The draw for the qualifying stages of the 2018 World Cup took was conducted while I was asleep. To be honest, I’d forgotten that it was even taking place last weekend. When I awoke, it was to discover the sudden appearance of Mel Gibson all over my Facebook feed. There he was, charging forward, arm extended, offering the hand of … well, not exactly friendship.
Scotland v England; the auld enemy drawn together in the same group. Two competitive matches to anticipate. Fortunately, the recent progress that Scotland has made under Gordon Strachan means that those matches will actually be competitive. England start as big favourites of course but they can expect a stern test at both Hampden and Wembley.
Strachan said that “the whole of Scotland are roaring” after the draw: “they make take all three points, but they will never take our underdog sense of grievance” or something like that.
Scotland v England is the oldest international fixture in the world and it may be a little bit of an understatement to describe the rivalry as intense. I’m all in favour of intense rivalry and even more in favour of the ‘banter’ that stokes it. I must also confess (and I’m not particularly proud of this) that I tend to support whichever opposition England happen to be facing.
That said, I have very little time for the ‘stand up if you hate England’ brigade.
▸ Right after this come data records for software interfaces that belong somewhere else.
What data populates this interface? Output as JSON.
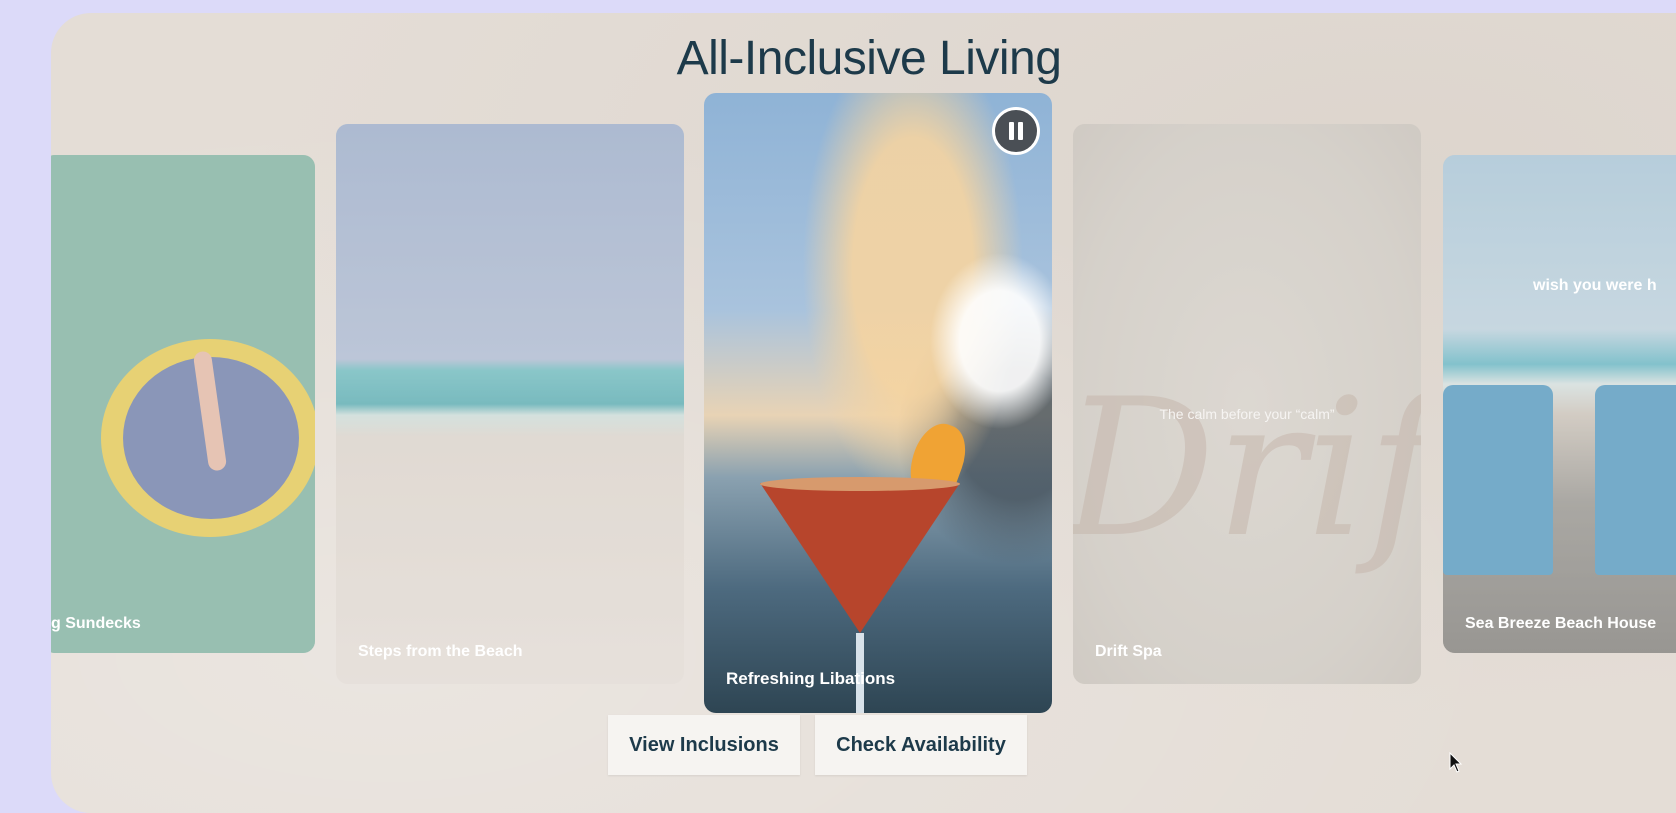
{
  "section": {
    "title": "All-Inclusive Living"
  },
  "carousel": {
    "cards": [
      {
        "caption": "g Sundecks"
      },
      {
        "caption": "Steps from the Beach"
      },
      {
        "caption": "Refreshing Libations"
      },
      {
        "caption": "Drift Spa",
        "tagline": "The calm before your “calm”",
        "script_text": "Drift"
      },
      {
        "caption": "Sea Breeze Beach House",
        "overlay_text": "wish you were h"
      }
    ],
    "pause_icon": "pause-icon"
  },
  "actions": {
    "view_inclusions": "View Inclusions",
    "check_availability": "Check Availability"
  },
  "colors": {
    "page_background": "#dcdaf9",
    "panel_background": "#e4ddd6",
    "title_color": "#1d3a4a",
    "button_background": "#f6f4f1"
  },
  "icons": {
    "cursor": "mouse-pointer-icon"
  }
}
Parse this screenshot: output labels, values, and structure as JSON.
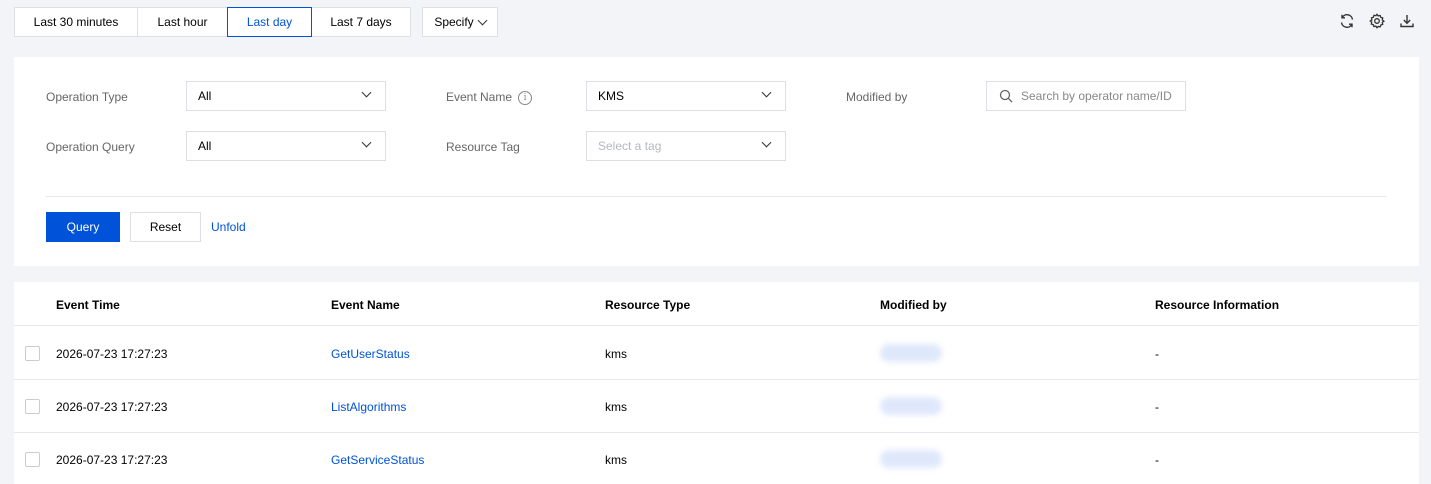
{
  "time_range": {
    "options": [
      "Last 30 minutes",
      "Last hour",
      "Last day",
      "Last 7 days"
    ],
    "active_index": 2,
    "specify_label": "Specify"
  },
  "top_icons": [
    "refresh-icon",
    "gear-icon",
    "download-icon"
  ],
  "filters": {
    "operation_type": {
      "label": "Operation Type",
      "value": "All"
    },
    "event_name": {
      "label": "Event Name",
      "value": "KMS"
    },
    "modified_by": {
      "label": "Modified by",
      "placeholder": "Search by operator name/ID"
    },
    "operation_query": {
      "label": "Operation Query",
      "value": "All"
    },
    "resource_tag": {
      "label": "Resource Tag",
      "placeholder": "Select a tag"
    }
  },
  "actions": {
    "query": "Query",
    "reset": "Reset",
    "unfold": "Unfold"
  },
  "table": {
    "columns": [
      "Event Time",
      "Event Name",
      "Resource Type",
      "Modified by",
      "Resource Information"
    ],
    "rows": [
      {
        "event_time": "2026-07-23 17:27:23",
        "event_name": "GetUserStatus",
        "resource_type": "kms",
        "resource_info": "-"
      },
      {
        "event_time": "2026-07-23 17:27:23",
        "event_name": "ListAlgorithms",
        "resource_type": "kms",
        "resource_info": "-"
      },
      {
        "event_time": "2026-07-23 17:27:23",
        "event_name": "GetServiceStatus",
        "resource_type": "kms",
        "resource_info": "-"
      }
    ]
  },
  "colors": {
    "accent": "#0052d9",
    "border": "#dcdfe6",
    "background": "#f3f4f7"
  }
}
It’s a song (and there are plenty of others like it) that gets repeated airings at Hampden and never fails to strike me as rather pathetic.
I am a very patriotic Scot but not a nationalist (at least not in the contemporary context of Scottish politics). I think there’s a perfectly reasonable case to be made for Scottish independence and it’s one that it is sometimes but not always made by the SNP. It’s not a case that I find entirely convincing however and that’s why I would’ve voted no in last year’s referendum if I’d been entitled to vote (something denied to me as a Scot living overseas).
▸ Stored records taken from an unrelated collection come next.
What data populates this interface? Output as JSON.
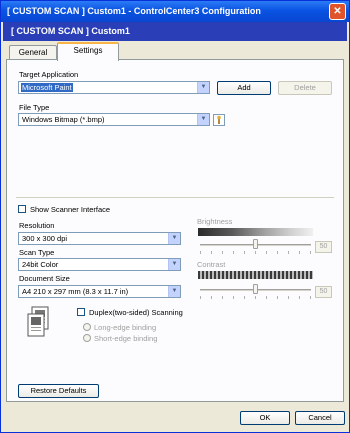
{
  "window": {
    "title": "[  CUSTOM SCAN  ]   Custom1 - ControlCenter3 Configuration",
    "close_glyph": "✕"
  },
  "banner": {
    "text": "[  CUSTOM SCAN  ]   Custom1"
  },
  "tabs": [
    {
      "label": "General"
    },
    {
      "label": "Settings"
    }
  ],
  "target_application": {
    "label": "Target Application",
    "value": "Microsoft Paint",
    "add_label": "Add",
    "delete_label": "Delete"
  },
  "file_type": {
    "label": "File Type",
    "value": "Windows Bitmap (*.bmp)"
  },
  "show_scanner_interface": {
    "label": "Show Scanner Interface"
  },
  "resolution": {
    "label": "Resolution",
    "value": "300 x 300 dpi"
  },
  "scan_type": {
    "label": "Scan Type",
    "value": "24bit Color"
  },
  "document_size": {
    "label": "Document Size",
    "value": "A4 210 x 297 mm (8.3 x 11.7 in)"
  },
  "duplex": {
    "label": "Duplex(two-sided) Scanning",
    "long_edge": "Long-edge binding",
    "short_edge": "Short-edge binding"
  },
  "brightness": {
    "label": "Brightness",
    "value": "50",
    "level_percent": 50
  },
  "contrast": {
    "label": "Contrast",
    "value": "50",
    "level_percent": 50
  },
  "footer": {
    "restore_defaults": "Restore Defaults",
    "ok": "OK",
    "cancel": "Cancel"
  },
  "colors": {
    "titlebar": "#0a54e3",
    "banner": "#2a3fb7",
    "selection": "#316ac5",
    "tab_accent": "#f9b448"
  },
  "icons": {
    "dropdown": "chevron-down-icon",
    "file_type_settings": "settings-icon",
    "duplex_document": "document-icon"
  }
}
While there were some very positive aspects of the referendum campaign – the level of engagement among young people for instance – it did bring to the surface the dark and unseemly underbelly of Scottish nationalism. There lurks hatred of the English and indeed hatred of anyone (“traitors” is the term often employed) of anyone who doesn’t share their zeal for independence.
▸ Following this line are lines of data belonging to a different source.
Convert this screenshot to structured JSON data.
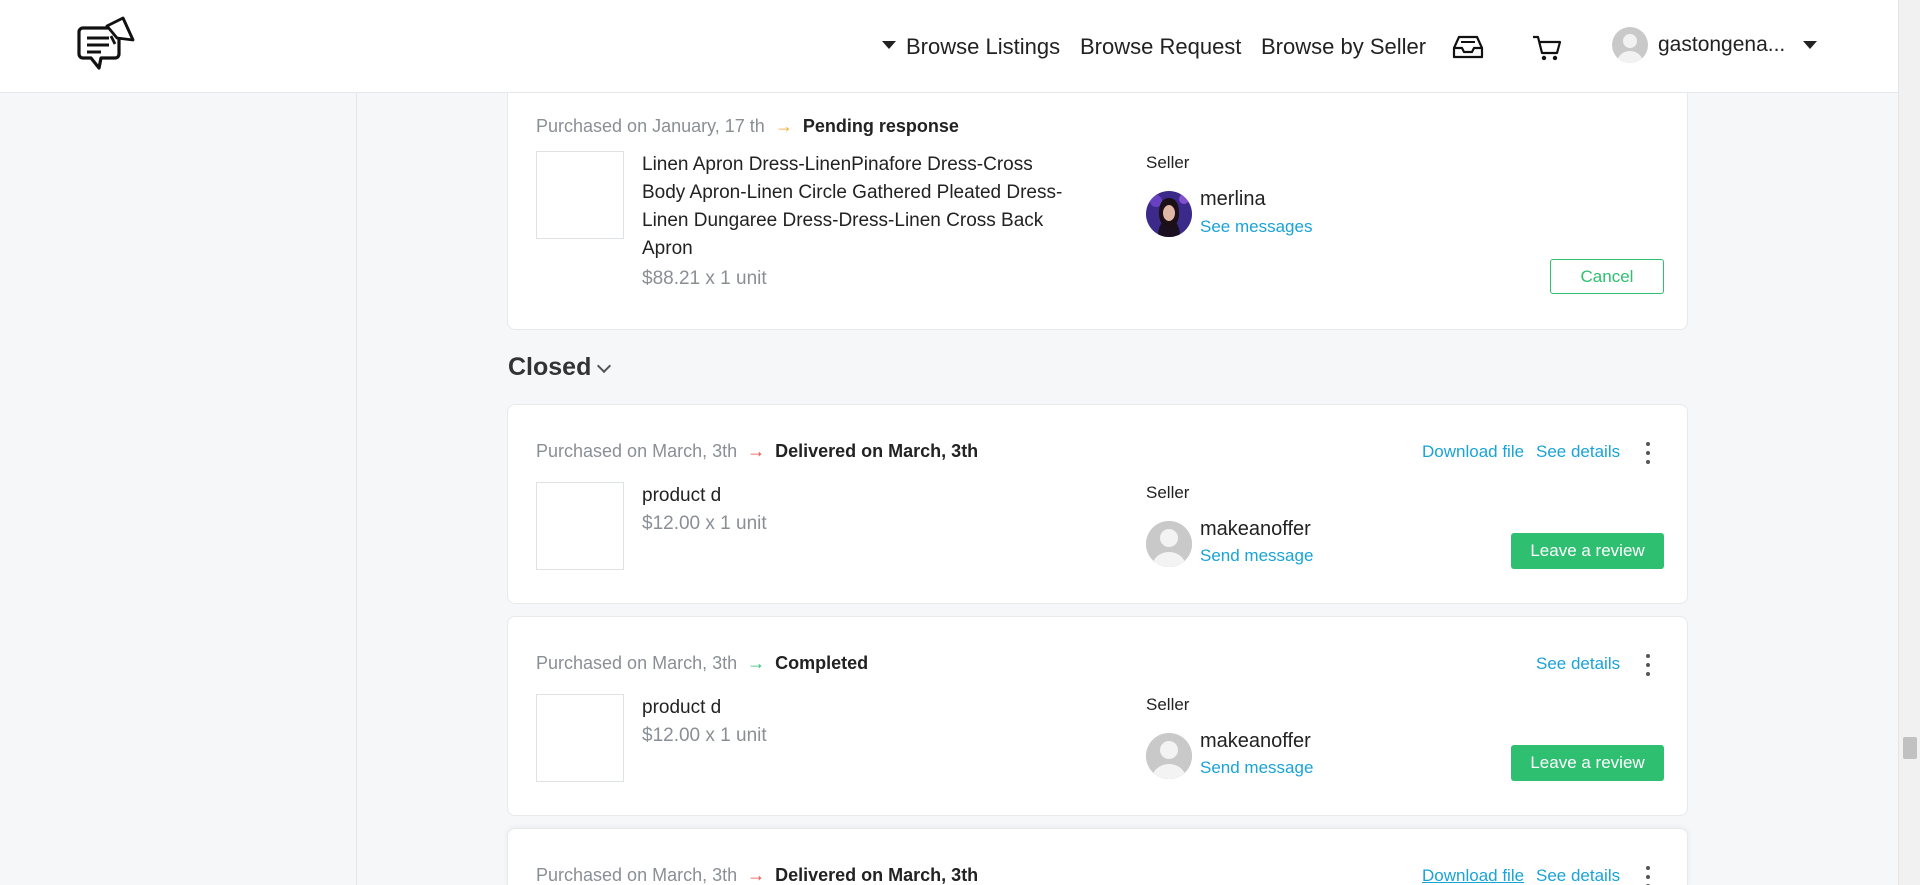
{
  "header": {
    "nav": {
      "browse_listings": "Browse Listings",
      "browse_request": "Browse Request",
      "browse_by_seller": "Browse by Seller"
    },
    "icons": [
      "inbox-icon",
      "cart-icon"
    ],
    "user": {
      "name": "gastongena..."
    }
  },
  "pending_order": {
    "purchased": "Purchased on January, 17 th",
    "status": "Pending response",
    "status_color": "#f5a623",
    "product_name_lines": [
      "Linen Apron Dress-LinenPinafore Dress-Cross",
      "Body Apron-Linen Circle Gathered Pleated Dress-",
      "Linen Dungaree Dress-Dress-Linen Cross Back",
      "Apron"
    ],
    "price": "$88.21 x 1 unit",
    "seller_label": "Seller",
    "seller_name": "merlina",
    "seller_link": "See messages",
    "cancel_label": "Cancel"
  },
  "closed_section": {
    "title": "Closed"
  },
  "closed_orders": [
    {
      "purchased": "Purchased on March, 3th",
      "status": "Delivered on March, 3th",
      "arrow_color": "#e74c3c",
      "download": "Download file",
      "details": "See details",
      "product_name": "product d",
      "price": "$12.00 x 1 unit",
      "seller_label": "Seller",
      "seller_name": "makeanoffer",
      "seller_link": "Send message",
      "review_label": "Leave a review"
    },
    {
      "purchased": "Purchased on March, 3th",
      "status": "Completed",
      "arrow_color": "#2fbf71",
      "details": "See details",
      "product_name": "product d",
      "price": "$12.00 x 1 unit",
      "seller_label": "Seller",
      "seller_name": "makeanoffer",
      "seller_link": "Send message",
      "review_label": "Leave a review"
    },
    {
      "purchased": "Purchased on March, 3th",
      "status": "Delivered on March, 3th",
      "arrow_color": "#e74c3c",
      "download": "Download file",
      "details": "See details"
    }
  ],
  "colors": {
    "accent_link": "#1aa3d6",
    "accent_green": "#2fbf71"
  }
}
I sincerely hope that the forthcoming games are remembered as a sporting spectacle and that the banter remains exactly that and doesn’t become something altogether uglier.
The matches promise to be two great occasions and you should definitely take the chance to watch if you like your football with a generous side serving of intensity. These will be games for the brave rather than faint of heart, on the pitch and in the stands.
Between now and then, I’ve no doubt that Mel Gibson will be making a few more appearances on Facebook.